In this matter we condemn the Manichaeans who deny that the beginning of evil for man [who had been created] good, was from [the abuse of] his free will. We also condemn the Pelagians who assert that an evil man has sufficient free will to do the good that is commanded. Both are refuted by Holy Scripture which says to the former, “God made man upright” (Ecclesiastes 7:29) and to the latter, “If the Son makes you free, you will be free indeed” (John 8:36).
The heresy of the Manichaeans
In previous paragraphs, Bullinger has cited Augustine in support of his teaching. But before Augustine was converted to Christianity, he was a member of the sect of the Manichaeans. Among other things, the Manichaeans were dualists. They taught that there have always been two competing, eternal principles in the world, the principle of good and the principle of evil.

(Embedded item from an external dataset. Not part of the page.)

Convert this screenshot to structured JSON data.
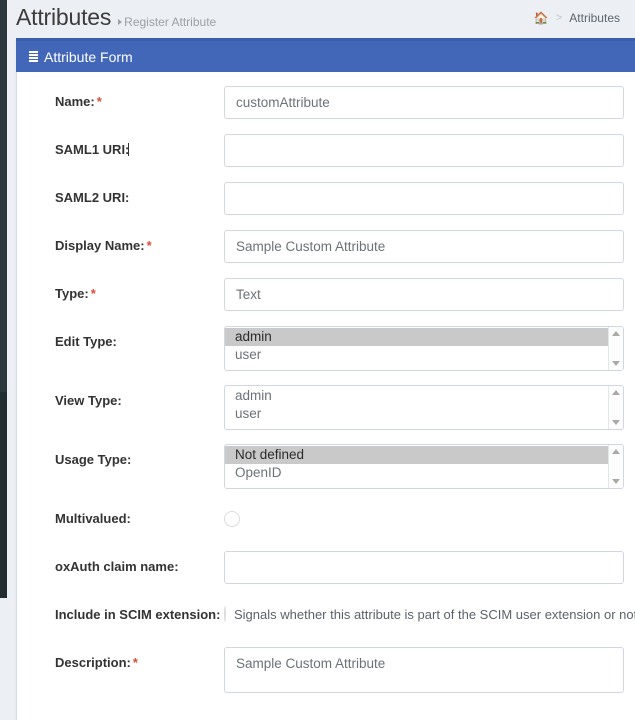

Part of the dualism of the Manichaeans was their denial that in the beginning God created all things good. It was only in consequence of man’s abuse of the free will with which God had created him that sin entered the world. They contradicted the account of the creation and fall of man into sin, as it is recorded in Genesis 1-3. And they contradicted the teaching of the inspired apostle in Romans 5:12, that it was “by one man [that] sin entered into the world, and death by sin.”
Abusing the freedom of his will, Adam chose for Satan against God; chose to disobey God rather than to obey His command; chose to believe the lie of the devil instead of the truth of God; chose for friendship with the enemy of God rather than the friendship of God. The result of that fateful choice, according to the decree of God, was that man fell away from God and into sin. This first sin was the origin of all other sins. Rebelling against the revealed will of God, man brought upon himself and the whole human race the curse of God. Now death reigned over man and over the entire earthly creation.

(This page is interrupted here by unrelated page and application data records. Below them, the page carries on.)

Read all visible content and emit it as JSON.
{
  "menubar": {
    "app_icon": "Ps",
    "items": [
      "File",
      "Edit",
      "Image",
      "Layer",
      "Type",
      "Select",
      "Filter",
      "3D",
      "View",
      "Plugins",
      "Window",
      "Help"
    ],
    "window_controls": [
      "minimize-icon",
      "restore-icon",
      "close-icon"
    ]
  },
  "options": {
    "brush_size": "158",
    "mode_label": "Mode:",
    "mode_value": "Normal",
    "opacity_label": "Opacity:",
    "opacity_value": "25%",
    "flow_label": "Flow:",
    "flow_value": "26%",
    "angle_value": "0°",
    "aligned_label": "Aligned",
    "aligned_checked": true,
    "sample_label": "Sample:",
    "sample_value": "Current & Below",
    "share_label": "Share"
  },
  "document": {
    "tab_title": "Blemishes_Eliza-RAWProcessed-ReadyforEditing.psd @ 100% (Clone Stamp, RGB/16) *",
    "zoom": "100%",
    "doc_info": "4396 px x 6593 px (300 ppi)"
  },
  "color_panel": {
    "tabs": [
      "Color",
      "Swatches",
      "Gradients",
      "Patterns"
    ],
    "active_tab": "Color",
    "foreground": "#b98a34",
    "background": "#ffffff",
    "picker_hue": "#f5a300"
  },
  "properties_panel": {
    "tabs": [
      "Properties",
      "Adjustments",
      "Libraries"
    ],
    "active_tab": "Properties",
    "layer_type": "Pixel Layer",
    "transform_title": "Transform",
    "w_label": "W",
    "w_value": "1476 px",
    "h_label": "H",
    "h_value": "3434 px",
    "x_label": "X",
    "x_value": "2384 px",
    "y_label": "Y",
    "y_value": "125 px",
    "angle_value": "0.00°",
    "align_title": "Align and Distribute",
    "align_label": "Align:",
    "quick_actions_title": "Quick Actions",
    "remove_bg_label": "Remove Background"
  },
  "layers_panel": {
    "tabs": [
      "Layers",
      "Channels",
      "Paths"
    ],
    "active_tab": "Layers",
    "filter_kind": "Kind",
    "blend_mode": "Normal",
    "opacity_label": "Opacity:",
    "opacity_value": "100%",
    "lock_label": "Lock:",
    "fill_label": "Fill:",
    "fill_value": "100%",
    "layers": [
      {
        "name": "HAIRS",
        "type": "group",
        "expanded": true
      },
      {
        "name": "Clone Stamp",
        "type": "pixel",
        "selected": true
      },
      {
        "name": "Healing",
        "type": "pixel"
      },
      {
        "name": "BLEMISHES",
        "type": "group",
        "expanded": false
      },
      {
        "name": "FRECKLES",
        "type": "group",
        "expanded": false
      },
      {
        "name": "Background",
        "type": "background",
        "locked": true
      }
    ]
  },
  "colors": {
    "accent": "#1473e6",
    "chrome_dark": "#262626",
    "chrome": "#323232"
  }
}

The creation, therefore, is not inherently evil, as was the teaching of some at the time of the Reformation, and therefore to be avoided. This was the teaching of Roman Catholic monasticism and of the Anabaptists. Instead, the creation is inherently good and to be used for the glory of God. Not the creation, but man the creature was evil.

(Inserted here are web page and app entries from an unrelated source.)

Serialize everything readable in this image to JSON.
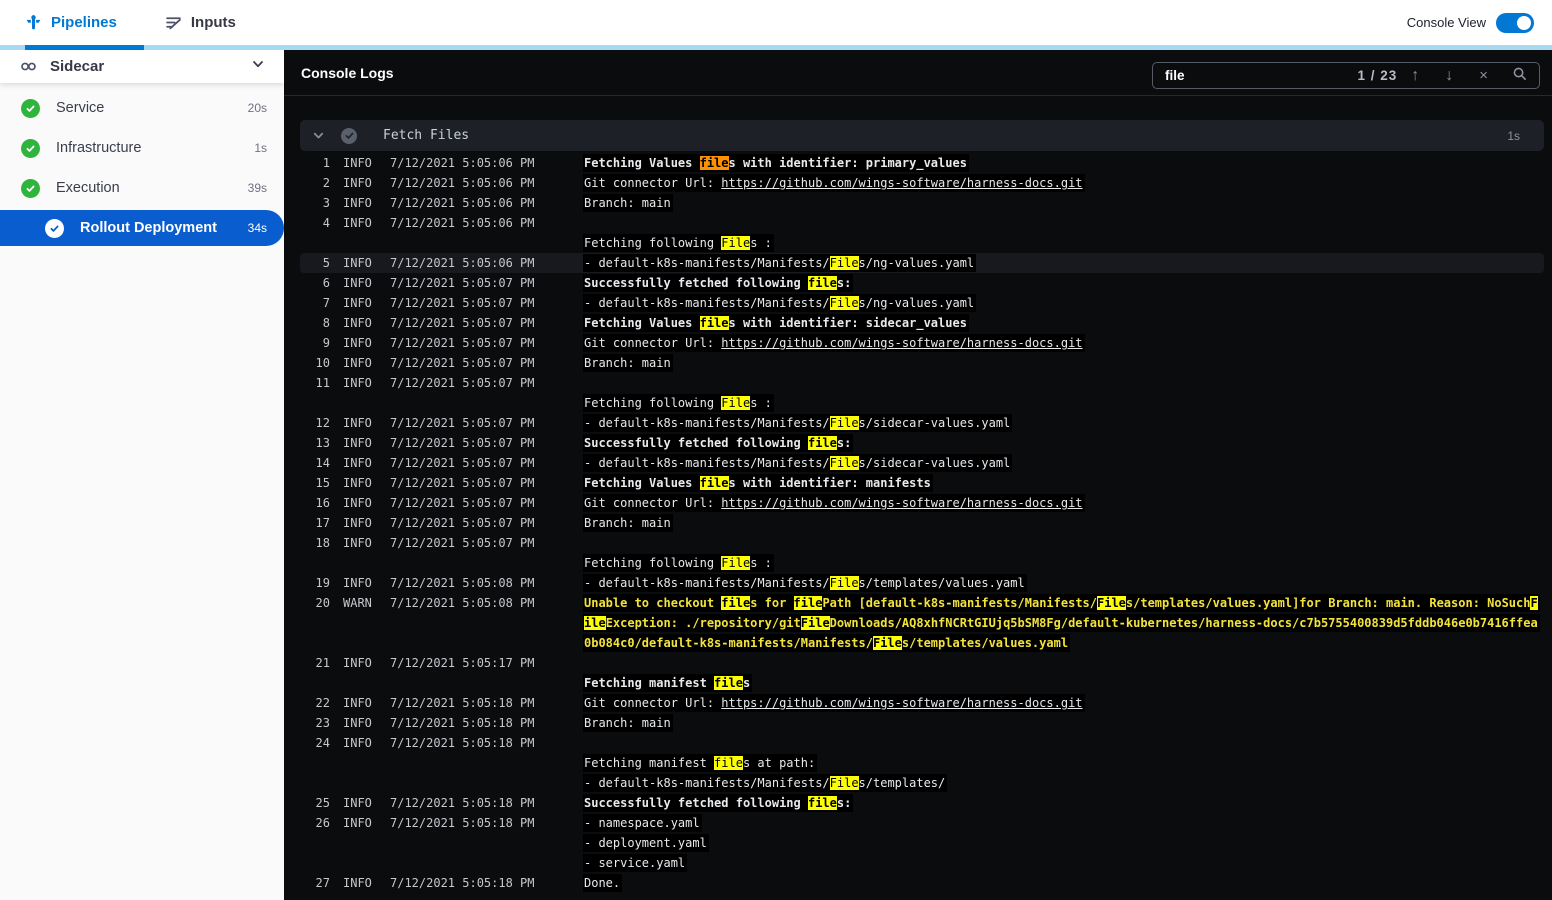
{
  "topbar": {
    "tabs": [
      {
        "label": "Pipelines",
        "icon": "pipeline-icon",
        "active": true
      },
      {
        "label": "Inputs",
        "icon": "inputs-icon",
        "active": false
      }
    ],
    "console_view_label": "Console View",
    "console_view_on": true
  },
  "sidebar": {
    "title": "Sidecar",
    "items": [
      {
        "label": "Service",
        "duration": "20s",
        "status": "success",
        "selected": false
      },
      {
        "label": "Infrastructure",
        "duration": "1s",
        "status": "success",
        "selected": false
      },
      {
        "label": "Execution",
        "duration": "39s",
        "status": "success",
        "selected": false
      },
      {
        "label": "Rollout Deployment",
        "duration": "34s",
        "status": "success",
        "selected": true
      }
    ]
  },
  "console": {
    "title": "Console Logs",
    "search": {
      "value": "file",
      "match_position": "1 / 23"
    },
    "section": {
      "title": "Fetch Files",
      "duration": "1s"
    }
  },
  "colors": {
    "accent_blue": "#0278d5",
    "selected_blue": "#0a5dce",
    "success_green": "#2fb53d",
    "match_yellow": "#fdff00",
    "match_current_orange": "#ff9201",
    "warn_text": "#f2e33c",
    "console_bg": "#0b0c0e"
  },
  "log_rows": [
    {
      "n": "1",
      "lvl": "INFO",
      "ts": "7/12/2021 5:05:06 PM",
      "style": "bold",
      "hl": false,
      "seg": [
        [
          "t",
          "Fetching Values "
        ],
        [
          "o",
          "file"
        ],
        [
          "t",
          "s with identifier: primary_values"
        ]
      ]
    },
    {
      "n": "2",
      "lvl": "INFO",
      "ts": "7/12/2021 5:05:06 PM",
      "style": "plain",
      "hl": false,
      "seg": [
        [
          "t",
          "Git connector Url: "
        ],
        [
          "l",
          "https://github.com/wings-software/harness-docs.git"
        ]
      ]
    },
    {
      "n": "3",
      "lvl": "INFO",
      "ts": "7/12/2021 5:05:06 PM",
      "style": "plain",
      "hl": false,
      "seg": [
        [
          "t",
          "Branch: main"
        ]
      ]
    },
    {
      "n": "4",
      "lvl": "INFO",
      "ts": "7/12/2021 5:05:06 PM",
      "style": "plain",
      "hl": false,
      "seg": []
    },
    {
      "n": "",
      "lvl": "",
      "ts": "",
      "style": "plain",
      "hl": false,
      "seg": [
        [
          "t",
          "Fetching following "
        ],
        [
          "y",
          "File"
        ],
        [
          "t",
          "s :"
        ]
      ]
    },
    {
      "n": "5",
      "lvl": "INFO",
      "ts": "7/12/2021 5:05:06 PM",
      "style": "plain",
      "hl": true,
      "seg": [
        [
          "t",
          "- default-k8s-manifests/Manifests/"
        ],
        [
          "y",
          "File"
        ],
        [
          "t",
          "s/ng-values.yaml"
        ]
      ]
    },
    {
      "n": "6",
      "lvl": "INFO",
      "ts": "7/12/2021 5:05:07 PM",
      "style": "bold",
      "hl": false,
      "seg": [
        [
          "t",
          "Successfully fetched following "
        ],
        [
          "y",
          "file"
        ],
        [
          "t",
          "s:"
        ]
      ]
    },
    {
      "n": "7",
      "lvl": "INFO",
      "ts": "7/12/2021 5:05:07 PM",
      "style": "plain",
      "hl": false,
      "seg": [
        [
          "t",
          "- default-k8s-manifests/Manifests/"
        ],
        [
          "y",
          "File"
        ],
        [
          "t",
          "s/ng-values.yaml"
        ]
      ]
    },
    {
      "n": "8",
      "lvl": "INFO",
      "ts": "7/12/2021 5:05:07 PM",
      "style": "bold",
      "hl": false,
      "seg": [
        [
          "t",
          "Fetching Values "
        ],
        [
          "y",
          "file"
        ],
        [
          "t",
          "s with identifier: sidecar_values"
        ]
      ]
    },
    {
      "n": "9",
      "lvl": "INFO",
      "ts": "7/12/2021 5:05:07 PM",
      "style": "plain",
      "hl": false,
      "seg": [
        [
          "t",
          "Git connector Url: "
        ],
        [
          "l",
          "https://github.com/wings-software/harness-docs.git"
        ]
      ]
    },
    {
      "n": "10",
      "lvl": "INFO",
      "ts": "7/12/2021 5:05:07 PM",
      "style": "plain",
      "hl": false,
      "seg": [
        [
          "t",
          "Branch: main"
        ]
      ]
    },
    {
      "n": "11",
      "lvl": "INFO",
      "ts": "7/12/2021 5:05:07 PM",
      "style": "plain",
      "hl": false,
      "seg": []
    },
    {
      "n": "",
      "lvl": "",
      "ts": "",
      "style": "plain",
      "hl": false,
      "seg": [
        [
          "t",
          "Fetching following "
        ],
        [
          "y",
          "File"
        ],
        [
          "t",
          "s :"
        ]
      ]
    },
    {
      "n": "12",
      "lvl": "INFO",
      "ts": "7/12/2021 5:05:07 PM",
      "style": "plain",
      "hl": false,
      "seg": [
        [
          "t",
          "- default-k8s-manifests/Manifests/"
        ],
        [
          "y",
          "File"
        ],
        [
          "t",
          "s/sidecar-values.yaml"
        ]
      ]
    },
    {
      "n": "13",
      "lvl": "INFO",
      "ts": "7/12/2021 5:05:07 PM",
      "style": "bold",
      "hl": false,
      "seg": [
        [
          "t",
          "Successfully fetched following "
        ],
        [
          "y",
          "file"
        ],
        [
          "t",
          "s:"
        ]
      ]
    },
    {
      "n": "14",
      "lvl": "INFO",
      "ts": "7/12/2021 5:05:07 PM",
      "style": "plain",
      "hl": false,
      "seg": [
        [
          "t",
          "- default-k8s-manifests/Manifests/"
        ],
        [
          "y",
          "File"
        ],
        [
          "t",
          "s/sidecar-values.yaml"
        ]
      ]
    },
    {
      "n": "15",
      "lvl": "INFO",
      "ts": "7/12/2021 5:05:07 PM",
      "style": "bold",
      "hl": false,
      "seg": [
        [
          "t",
          "Fetching Values "
        ],
        [
          "y",
          "file"
        ],
        [
          "t",
          "s with identifier: manifests"
        ]
      ]
    },
    {
      "n": "16",
      "lvl": "INFO",
      "ts": "7/12/2021 5:05:07 PM",
      "style": "plain",
      "hl": false,
      "seg": [
        [
          "t",
          "Git connector Url: "
        ],
        [
          "l",
          "https://github.com/wings-software/harness-docs.git"
        ]
      ]
    },
    {
      "n": "17",
      "lvl": "INFO",
      "ts": "7/12/2021 5:05:07 PM",
      "style": "plain",
      "hl": false,
      "seg": [
        [
          "t",
          "Branch: main"
        ]
      ]
    },
    {
      "n": "18",
      "lvl": "INFO",
      "ts": "7/12/2021 5:05:07 PM",
      "style": "plain",
      "hl": false,
      "seg": []
    },
    {
      "n": "",
      "lvl": "",
      "ts": "",
      "style": "plain",
      "hl": false,
      "seg": [
        [
          "t",
          "Fetching following "
        ],
        [
          "y",
          "File"
        ],
        [
          "t",
          "s :"
        ]
      ]
    },
    {
      "n": "19",
      "lvl": "INFO",
      "ts": "7/12/2021 5:05:08 PM",
      "style": "plain",
      "hl": false,
      "seg": [
        [
          "t",
          "- default-k8s-manifests/Manifests/"
        ],
        [
          "y",
          "File"
        ],
        [
          "t",
          "s/templates/values.yaml"
        ]
      ]
    },
    {
      "n": "20",
      "lvl": "WARN",
      "ts": "7/12/2021 5:05:08 PM",
      "style": "warn",
      "hl": false,
      "seg": [
        [
          "t",
          "Unable to checkout "
        ],
        [
          "y",
          "file"
        ],
        [
          "t",
          "s for "
        ],
        [
          "y",
          "file"
        ],
        [
          "t",
          "Path [default-k8s-manifests/Manifests/"
        ],
        [
          "y",
          "File"
        ],
        [
          "t",
          "s/templates/values.yaml]for Branch: main. Reason: NoSuch"
        ],
        [
          "y",
          "F"
        ]
      ]
    },
    {
      "n": "",
      "lvl": "",
      "ts": "",
      "style": "warn",
      "hl": false,
      "seg": [
        [
          "y",
          "ile"
        ],
        [
          "t",
          "Exception: ./repository/git"
        ],
        [
          "y",
          "File"
        ],
        [
          "t",
          "Downloads/AQ8xhfNCRtGIUjq5bSM8Fg/default-kubernetes/harness-docs/c7b5755400839d5fddb046e0b7416ffea"
        ]
      ]
    },
    {
      "n": "",
      "lvl": "",
      "ts": "",
      "style": "warn",
      "hl": false,
      "seg": [
        [
          "t",
          "0b084c0/default-k8s-manifests/Manifests/"
        ],
        [
          "y",
          "File"
        ],
        [
          "t",
          "s/templates/values.yaml"
        ]
      ]
    },
    {
      "n": "21",
      "lvl": "INFO",
      "ts": "7/12/2021 5:05:17 PM",
      "style": "plain",
      "hl": false,
      "seg": []
    },
    {
      "n": "",
      "lvl": "",
      "ts": "",
      "style": "bold",
      "hl": false,
      "seg": [
        [
          "t",
          "Fetching manifest "
        ],
        [
          "y",
          "file"
        ],
        [
          "t",
          "s"
        ]
      ]
    },
    {
      "n": "22",
      "lvl": "INFO",
      "ts": "7/12/2021 5:05:18 PM",
      "style": "plain",
      "hl": false,
      "seg": [
        [
          "t",
          "Git connector Url: "
        ],
        [
          "l",
          "https://github.com/wings-software/harness-docs.git"
        ]
      ]
    },
    {
      "n": "23",
      "lvl": "INFO",
      "ts": "7/12/2021 5:05:18 PM",
      "style": "plain",
      "hl": false,
      "seg": [
        [
          "t",
          "Branch: main"
        ]
      ]
    },
    {
      "n": "24",
      "lvl": "INFO",
      "ts": "7/12/2021 5:05:18 PM",
      "style": "plain",
      "hl": false,
      "seg": []
    },
    {
      "n": "",
      "lvl": "",
      "ts": "",
      "style": "plain",
      "hl": false,
      "seg": [
        [
          "t",
          "Fetching manifest "
        ],
        [
          "y",
          "file"
        ],
        [
          "t",
          "s at path:"
        ]
      ]
    },
    {
      "n": "",
      "lvl": "",
      "ts": "",
      "style": "plain",
      "hl": false,
      "seg": [
        [
          "t",
          "- default-k8s-manifests/Manifests/"
        ],
        [
          "y",
          "File"
        ],
        [
          "t",
          "s/templates/"
        ]
      ]
    },
    {
      "n": "25",
      "lvl": "INFO",
      "ts": "7/12/2021 5:05:18 PM",
      "style": "bold",
      "hl": false,
      "seg": [
        [
          "t",
          "Successfully fetched following "
        ],
        [
          "y",
          "file"
        ],
        [
          "t",
          "s:"
        ]
      ]
    },
    {
      "n": "26",
      "lvl": "INFO",
      "ts": "7/12/2021 5:05:18 PM",
      "style": "plain",
      "hl": false,
      "seg": [
        [
          "t",
          "- namespace.yaml"
        ]
      ]
    },
    {
      "n": "",
      "lvl": "",
      "ts": "",
      "style": "plain",
      "hl": false,
      "seg": [
        [
          "t",
          "- deployment.yaml"
        ]
      ]
    },
    {
      "n": "",
      "lvl": "",
      "ts": "",
      "style": "plain",
      "hl": false,
      "seg": [
        [
          "t",
          "- service.yaml"
        ]
      ]
    },
    {
      "n": "27",
      "lvl": "INFO",
      "ts": "7/12/2021 5:05:18 PM",
      "style": "plain",
      "hl": false,
      "seg": [
        [
          "t",
          "Done."
        ]
      ]
    }
  ]
}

The heresy of the Pelagians
A second error rejected by the SHC is the teaching of the Pelagians. The teaching of Pelagius was that man is born into this world neutral. He is neither good nor bad, from a spiritual and ethical point of view. After he is born, man becomes evil by making evil choices. Under the example of those around him or the influence of his environment, man exercises his free will in disobedience to God. Pelagianism denies that man’s sinful choices are the inevitable result of the sinful nature with which every man is born.
The teaching of Scripture is contrary to the Pelagian and, later, the Arminian view of free will. It is true that man makes sinful choices, but the truth of Scripture and the Reformed faith explains these sinful choices. First, man makes sinful choices because he is sinful. He does not only do sinful things, but in his very nature he is sinful— completely sinful. This is the Reformed doctrine of total depravity. Second, because of the sinfulness of his nature, man does not only occasionally or even frequently make sinful choices, and along with those sinful choices also some good choices. But that man’s nature is sinful means that his will is also sinful. And since his will is sinful, all the choices that he makes are sinful. His will is bound to sin and Satan.
The only remedy is the gracious work of God. The next chapter of the SHC takes up that gracious work of God with its beginning in God’s decree of predestination.